Work instruction: The response must contain each line of the material that holds "JSON".

Data shown:
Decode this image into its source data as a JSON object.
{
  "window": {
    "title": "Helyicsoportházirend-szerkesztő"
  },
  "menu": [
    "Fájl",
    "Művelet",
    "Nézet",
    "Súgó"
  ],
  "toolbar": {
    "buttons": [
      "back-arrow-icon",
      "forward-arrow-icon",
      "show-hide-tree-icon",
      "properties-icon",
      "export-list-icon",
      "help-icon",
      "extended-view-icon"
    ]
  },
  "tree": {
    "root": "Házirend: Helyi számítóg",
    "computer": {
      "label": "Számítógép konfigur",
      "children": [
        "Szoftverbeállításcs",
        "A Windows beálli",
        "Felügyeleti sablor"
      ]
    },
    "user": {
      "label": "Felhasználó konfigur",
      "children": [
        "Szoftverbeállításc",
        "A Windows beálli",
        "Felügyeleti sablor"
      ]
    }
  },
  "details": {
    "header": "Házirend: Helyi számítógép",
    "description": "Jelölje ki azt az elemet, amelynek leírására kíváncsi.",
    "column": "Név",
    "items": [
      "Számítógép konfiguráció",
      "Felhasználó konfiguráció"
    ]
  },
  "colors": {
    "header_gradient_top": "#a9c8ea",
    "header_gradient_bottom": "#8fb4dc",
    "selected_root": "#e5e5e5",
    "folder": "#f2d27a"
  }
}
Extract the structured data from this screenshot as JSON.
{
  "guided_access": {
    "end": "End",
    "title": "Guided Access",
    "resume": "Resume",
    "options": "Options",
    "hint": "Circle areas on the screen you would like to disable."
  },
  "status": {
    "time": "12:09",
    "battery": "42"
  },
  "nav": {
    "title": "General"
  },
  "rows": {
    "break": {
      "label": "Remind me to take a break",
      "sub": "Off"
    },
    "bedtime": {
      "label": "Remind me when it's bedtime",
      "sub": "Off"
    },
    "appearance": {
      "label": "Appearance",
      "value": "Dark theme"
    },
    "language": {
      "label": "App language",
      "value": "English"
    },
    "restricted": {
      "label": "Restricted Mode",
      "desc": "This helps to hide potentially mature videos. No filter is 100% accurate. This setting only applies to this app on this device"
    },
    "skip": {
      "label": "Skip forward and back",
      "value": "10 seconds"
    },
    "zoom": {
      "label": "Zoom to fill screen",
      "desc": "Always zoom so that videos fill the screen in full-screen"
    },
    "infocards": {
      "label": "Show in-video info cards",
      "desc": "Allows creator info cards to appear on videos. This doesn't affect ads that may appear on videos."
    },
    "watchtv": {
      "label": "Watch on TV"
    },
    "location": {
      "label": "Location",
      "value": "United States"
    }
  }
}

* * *

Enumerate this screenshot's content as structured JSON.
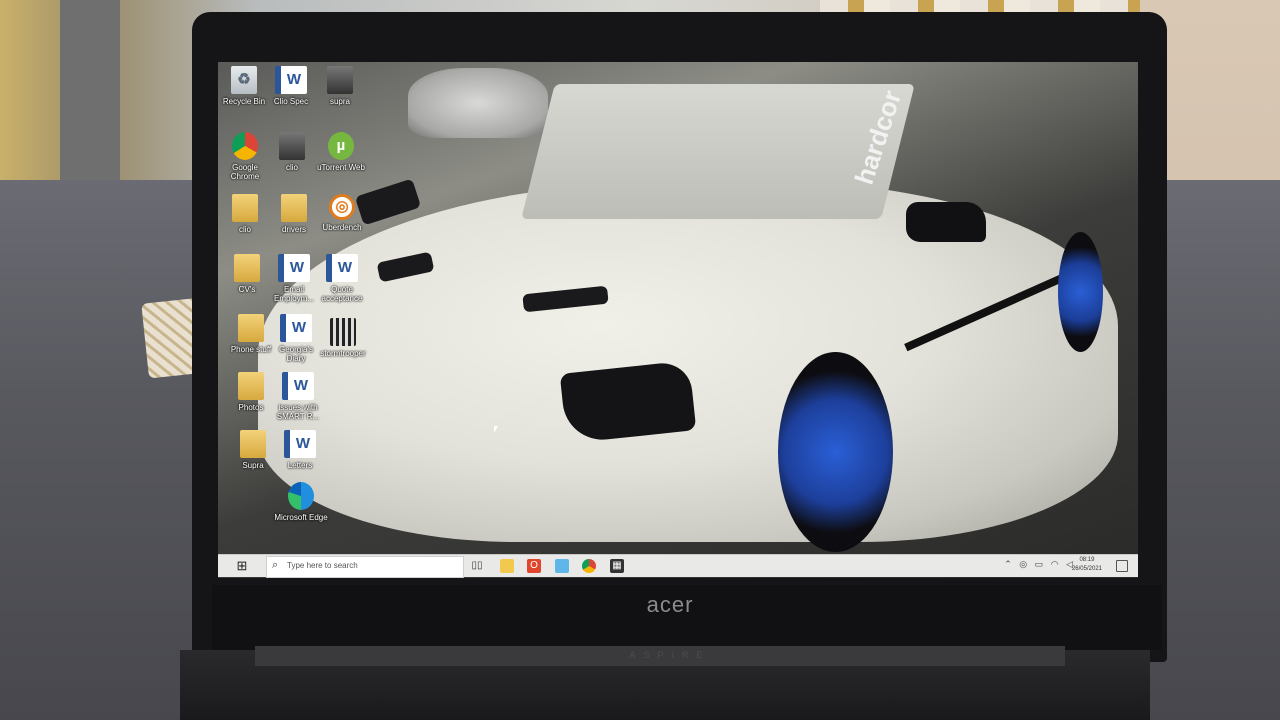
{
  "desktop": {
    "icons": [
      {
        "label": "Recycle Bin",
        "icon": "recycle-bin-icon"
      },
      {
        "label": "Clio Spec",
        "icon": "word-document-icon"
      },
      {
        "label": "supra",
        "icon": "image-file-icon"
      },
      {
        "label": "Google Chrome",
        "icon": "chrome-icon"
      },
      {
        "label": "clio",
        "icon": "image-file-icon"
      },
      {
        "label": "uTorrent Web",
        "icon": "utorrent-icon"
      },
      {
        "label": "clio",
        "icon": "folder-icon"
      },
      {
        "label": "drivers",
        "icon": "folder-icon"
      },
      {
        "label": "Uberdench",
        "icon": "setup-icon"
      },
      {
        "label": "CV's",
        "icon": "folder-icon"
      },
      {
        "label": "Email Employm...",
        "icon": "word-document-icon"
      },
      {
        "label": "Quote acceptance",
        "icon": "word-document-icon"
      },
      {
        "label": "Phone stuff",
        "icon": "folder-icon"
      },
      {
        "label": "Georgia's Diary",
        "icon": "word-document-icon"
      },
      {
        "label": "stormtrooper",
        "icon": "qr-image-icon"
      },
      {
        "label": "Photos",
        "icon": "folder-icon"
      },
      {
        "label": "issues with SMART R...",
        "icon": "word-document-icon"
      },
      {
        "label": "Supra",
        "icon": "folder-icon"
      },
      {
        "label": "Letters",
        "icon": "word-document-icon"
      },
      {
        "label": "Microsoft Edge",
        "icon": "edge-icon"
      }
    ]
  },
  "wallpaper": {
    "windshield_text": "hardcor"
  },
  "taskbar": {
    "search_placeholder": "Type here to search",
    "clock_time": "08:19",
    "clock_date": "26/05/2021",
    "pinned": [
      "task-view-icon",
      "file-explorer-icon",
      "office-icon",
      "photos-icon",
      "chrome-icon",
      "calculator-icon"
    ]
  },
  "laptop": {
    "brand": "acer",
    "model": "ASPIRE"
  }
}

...

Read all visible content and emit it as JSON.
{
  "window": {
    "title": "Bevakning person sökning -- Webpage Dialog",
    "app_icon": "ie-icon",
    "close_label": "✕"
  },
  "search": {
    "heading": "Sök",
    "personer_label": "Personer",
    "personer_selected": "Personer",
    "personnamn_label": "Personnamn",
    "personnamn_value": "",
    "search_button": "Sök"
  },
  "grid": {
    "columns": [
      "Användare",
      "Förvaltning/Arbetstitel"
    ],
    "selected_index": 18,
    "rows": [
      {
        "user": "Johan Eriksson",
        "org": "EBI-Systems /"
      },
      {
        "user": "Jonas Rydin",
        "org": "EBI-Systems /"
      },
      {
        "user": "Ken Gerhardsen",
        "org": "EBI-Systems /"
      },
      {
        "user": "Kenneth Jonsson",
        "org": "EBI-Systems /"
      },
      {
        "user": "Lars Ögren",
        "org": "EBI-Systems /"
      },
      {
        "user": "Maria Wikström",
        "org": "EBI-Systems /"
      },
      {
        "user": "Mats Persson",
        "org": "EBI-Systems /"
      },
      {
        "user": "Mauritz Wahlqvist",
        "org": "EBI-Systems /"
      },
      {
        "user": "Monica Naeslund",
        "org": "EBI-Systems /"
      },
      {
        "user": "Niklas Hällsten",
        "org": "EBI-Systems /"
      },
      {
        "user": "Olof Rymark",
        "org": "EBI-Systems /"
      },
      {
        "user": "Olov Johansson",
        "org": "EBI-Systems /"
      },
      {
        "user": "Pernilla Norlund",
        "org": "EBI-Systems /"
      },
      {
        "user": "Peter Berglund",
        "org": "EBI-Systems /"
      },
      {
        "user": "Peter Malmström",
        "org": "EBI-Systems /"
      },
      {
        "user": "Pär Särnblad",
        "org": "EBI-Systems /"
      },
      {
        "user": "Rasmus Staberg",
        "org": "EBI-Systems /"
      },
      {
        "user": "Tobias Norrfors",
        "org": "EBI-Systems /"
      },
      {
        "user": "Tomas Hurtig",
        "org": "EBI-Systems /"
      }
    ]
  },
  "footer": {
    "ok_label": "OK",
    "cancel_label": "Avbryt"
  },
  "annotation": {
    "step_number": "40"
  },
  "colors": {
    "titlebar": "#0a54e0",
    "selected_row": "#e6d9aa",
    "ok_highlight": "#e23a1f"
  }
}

The completed task:
Decode this image into its source data as a JSON object.
Extract the structured data from this screenshot as JSON.
Enumerate this screenshot's content as structured JSON.
Read all visible content and emit it as JSON.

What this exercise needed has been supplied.